Data records for software interfaces
◇ ◇ ◇ ◇
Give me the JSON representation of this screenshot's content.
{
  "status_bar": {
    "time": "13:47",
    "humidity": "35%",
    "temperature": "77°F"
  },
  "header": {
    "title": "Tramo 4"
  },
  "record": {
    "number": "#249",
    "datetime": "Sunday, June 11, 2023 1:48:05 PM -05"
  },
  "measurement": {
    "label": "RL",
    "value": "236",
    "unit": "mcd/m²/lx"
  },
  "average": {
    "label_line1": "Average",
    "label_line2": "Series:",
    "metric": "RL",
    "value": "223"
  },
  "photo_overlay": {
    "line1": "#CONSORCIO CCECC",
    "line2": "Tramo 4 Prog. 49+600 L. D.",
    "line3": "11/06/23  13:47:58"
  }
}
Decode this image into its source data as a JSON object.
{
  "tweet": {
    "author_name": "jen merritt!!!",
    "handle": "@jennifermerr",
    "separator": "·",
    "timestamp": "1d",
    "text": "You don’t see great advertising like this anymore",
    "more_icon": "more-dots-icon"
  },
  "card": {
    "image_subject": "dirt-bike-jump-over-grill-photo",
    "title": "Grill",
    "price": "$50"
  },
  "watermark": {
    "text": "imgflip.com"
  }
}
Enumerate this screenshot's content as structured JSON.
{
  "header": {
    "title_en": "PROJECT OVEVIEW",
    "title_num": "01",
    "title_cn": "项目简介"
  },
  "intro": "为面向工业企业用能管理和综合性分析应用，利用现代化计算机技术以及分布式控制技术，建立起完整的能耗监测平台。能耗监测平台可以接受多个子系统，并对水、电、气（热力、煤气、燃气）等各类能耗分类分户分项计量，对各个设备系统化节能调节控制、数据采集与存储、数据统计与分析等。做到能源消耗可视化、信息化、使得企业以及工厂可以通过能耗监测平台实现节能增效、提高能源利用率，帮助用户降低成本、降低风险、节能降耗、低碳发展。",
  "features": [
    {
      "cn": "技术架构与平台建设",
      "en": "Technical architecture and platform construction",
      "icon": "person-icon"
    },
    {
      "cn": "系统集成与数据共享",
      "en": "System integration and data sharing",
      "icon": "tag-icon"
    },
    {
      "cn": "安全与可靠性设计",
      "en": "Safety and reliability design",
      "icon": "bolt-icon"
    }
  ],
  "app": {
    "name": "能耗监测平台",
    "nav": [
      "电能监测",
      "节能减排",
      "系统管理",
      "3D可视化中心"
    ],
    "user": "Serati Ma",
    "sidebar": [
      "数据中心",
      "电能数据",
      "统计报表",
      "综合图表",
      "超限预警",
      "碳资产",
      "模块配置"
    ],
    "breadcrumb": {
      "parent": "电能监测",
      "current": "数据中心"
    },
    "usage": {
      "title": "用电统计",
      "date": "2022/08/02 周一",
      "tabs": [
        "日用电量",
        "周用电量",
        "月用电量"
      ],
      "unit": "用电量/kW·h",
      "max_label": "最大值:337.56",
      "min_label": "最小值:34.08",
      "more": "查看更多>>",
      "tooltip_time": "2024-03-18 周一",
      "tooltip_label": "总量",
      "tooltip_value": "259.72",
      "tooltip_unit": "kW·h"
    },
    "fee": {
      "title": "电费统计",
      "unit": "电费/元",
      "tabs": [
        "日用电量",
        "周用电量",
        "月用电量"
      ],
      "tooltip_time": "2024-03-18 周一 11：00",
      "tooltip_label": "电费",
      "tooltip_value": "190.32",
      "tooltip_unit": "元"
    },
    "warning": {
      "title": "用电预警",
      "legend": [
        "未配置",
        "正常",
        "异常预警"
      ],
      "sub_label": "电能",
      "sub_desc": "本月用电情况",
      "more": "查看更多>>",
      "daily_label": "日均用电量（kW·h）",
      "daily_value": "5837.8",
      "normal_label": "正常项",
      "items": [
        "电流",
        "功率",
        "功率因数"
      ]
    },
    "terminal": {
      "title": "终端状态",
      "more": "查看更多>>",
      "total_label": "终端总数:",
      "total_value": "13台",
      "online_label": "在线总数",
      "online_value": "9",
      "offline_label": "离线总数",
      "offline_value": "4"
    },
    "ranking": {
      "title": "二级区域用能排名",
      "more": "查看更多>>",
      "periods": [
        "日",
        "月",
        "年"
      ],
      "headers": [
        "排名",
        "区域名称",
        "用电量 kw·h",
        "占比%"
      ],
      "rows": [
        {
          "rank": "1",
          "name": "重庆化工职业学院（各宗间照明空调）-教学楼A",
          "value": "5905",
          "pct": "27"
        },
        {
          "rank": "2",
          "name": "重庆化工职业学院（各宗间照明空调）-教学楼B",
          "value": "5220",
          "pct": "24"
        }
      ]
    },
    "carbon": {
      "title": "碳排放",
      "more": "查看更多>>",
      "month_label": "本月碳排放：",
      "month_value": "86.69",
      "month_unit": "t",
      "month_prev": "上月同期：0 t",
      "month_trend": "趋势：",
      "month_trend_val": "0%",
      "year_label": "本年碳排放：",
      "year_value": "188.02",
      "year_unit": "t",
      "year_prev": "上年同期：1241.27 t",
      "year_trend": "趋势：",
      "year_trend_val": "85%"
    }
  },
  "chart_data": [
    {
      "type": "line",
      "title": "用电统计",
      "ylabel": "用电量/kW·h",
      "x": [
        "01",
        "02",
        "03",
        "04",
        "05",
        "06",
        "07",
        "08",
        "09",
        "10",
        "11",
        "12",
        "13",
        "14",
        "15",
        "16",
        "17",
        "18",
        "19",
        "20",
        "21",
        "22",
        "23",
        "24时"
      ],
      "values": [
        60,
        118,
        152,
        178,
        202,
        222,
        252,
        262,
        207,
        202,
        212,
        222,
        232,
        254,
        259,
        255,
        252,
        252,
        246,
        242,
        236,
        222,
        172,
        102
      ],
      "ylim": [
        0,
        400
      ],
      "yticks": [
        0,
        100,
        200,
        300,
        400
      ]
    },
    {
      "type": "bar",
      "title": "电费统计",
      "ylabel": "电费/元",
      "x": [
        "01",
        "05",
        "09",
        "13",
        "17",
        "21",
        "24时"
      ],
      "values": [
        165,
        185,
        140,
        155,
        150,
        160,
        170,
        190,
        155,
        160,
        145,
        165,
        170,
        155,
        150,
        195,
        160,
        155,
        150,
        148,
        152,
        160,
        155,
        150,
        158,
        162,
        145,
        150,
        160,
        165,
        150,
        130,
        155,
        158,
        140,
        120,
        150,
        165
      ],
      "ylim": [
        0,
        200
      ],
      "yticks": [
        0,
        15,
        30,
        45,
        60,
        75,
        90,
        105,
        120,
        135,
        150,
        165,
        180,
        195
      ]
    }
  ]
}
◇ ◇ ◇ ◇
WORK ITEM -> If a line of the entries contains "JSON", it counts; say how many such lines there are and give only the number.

YOUR SOLUTION -> 3